Where We Store What We See

The human brain illustrated to show posterior parietal cortex, the primary motor complex (M1), and the pre-motor areas (SMA, PMd and PMv). (Image credit: Barbara Martin, Vanderbilt University)

Scientists have pinned down the region of the brain that encodes the category or meaning of visual information.

The ability to take a piece of information through our senses, assign meaning to it and categorize it helps people make sense of the world around them and behave accordingly. Because of this, when a chair is seen by the eyes, it's deemed appropriate for sitting on.

"You're not born knowing about categories or things like chairs or tables or telephones," said lead author David Freedman, a postdoctoral research fellow in neurobiology at Harvard Medical School. "Instead those develop through learning."

Monkey see

Freedman was interested in how learning gives people the ability to recognize things they see around them. And how the brain changes to encode that new information as a result of that learning.

He and colleagues trained a group of monkeys to play a computer game in which they recognized dozens of visual patterns in one of two categories.

"Once they were trained, we monitored the activity of individual neurons while they were playing," Freedman told LiveScience.

Activity in the parietal cortex, the area around the middle of the brain right around the top of the head, was completely reorganized as a result of training. The parietal neurons mirrored the monkeys' decisions about which of the two categories each visual pattern belonged to.

Learning and experience also changed how the parietal cortex represented categories.


Over the course of few weeks, the monkeys were retrained to group the same visual patterns into two new categories. Parietal cortex activity was completely reorganized as a result of this retraining and encoded the visual patterns according to the newly learned categories, the researchers reported in the advanced online version of the journal Nature this week.

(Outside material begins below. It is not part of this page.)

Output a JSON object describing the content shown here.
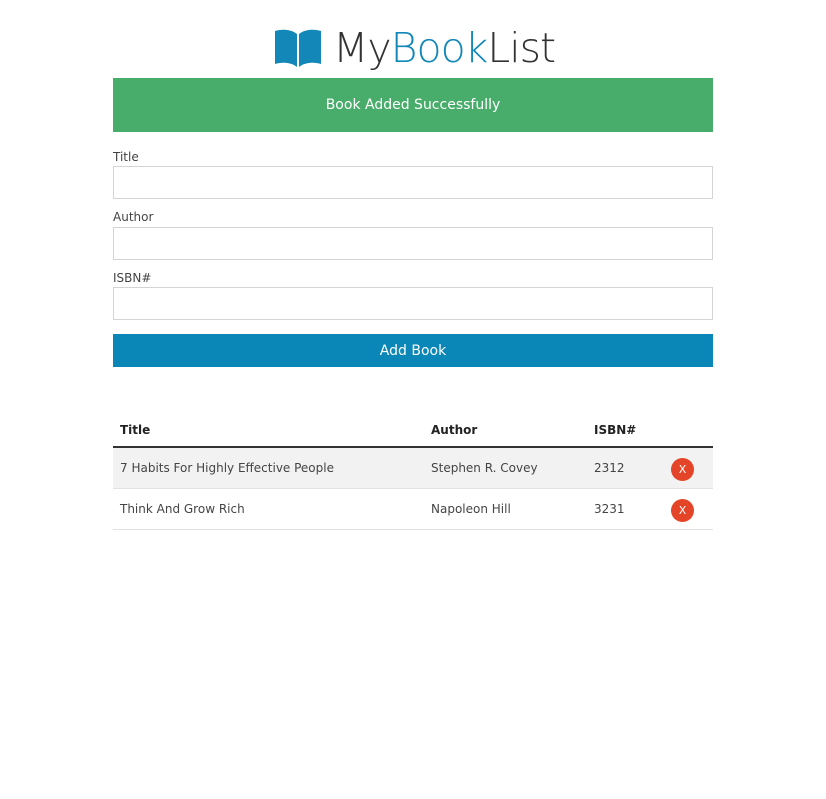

"The activity didn't just encode what those visual patterns looked like," Freedman said. "Instead, the activity encoded what those patterns actually meant or what category those patterns belonged to."

One motivation for conducting this research is to benefit those with neurological diseases such as Alzheimer's and schizophrenia.

"Once we understand how the brain does that in normal people, people that don't have brain disorders and diseases, then we'll be a step closer to understanding what's going wrong in people that have these kinds of problems," Freedman explained.

Sara Goudarzi
Sara Goudarzi is a Brooklyn writer and poet and covers all that piques her curiosity, from cosmology to climate change to the intersection of art and science. Sara holds an M.A. from New York University, Arthur L. Carter Journalism Institute, and an M.S. from Rutgers University. She teaches writing at NYU and is at work on a first novel in which literature is garnished with science.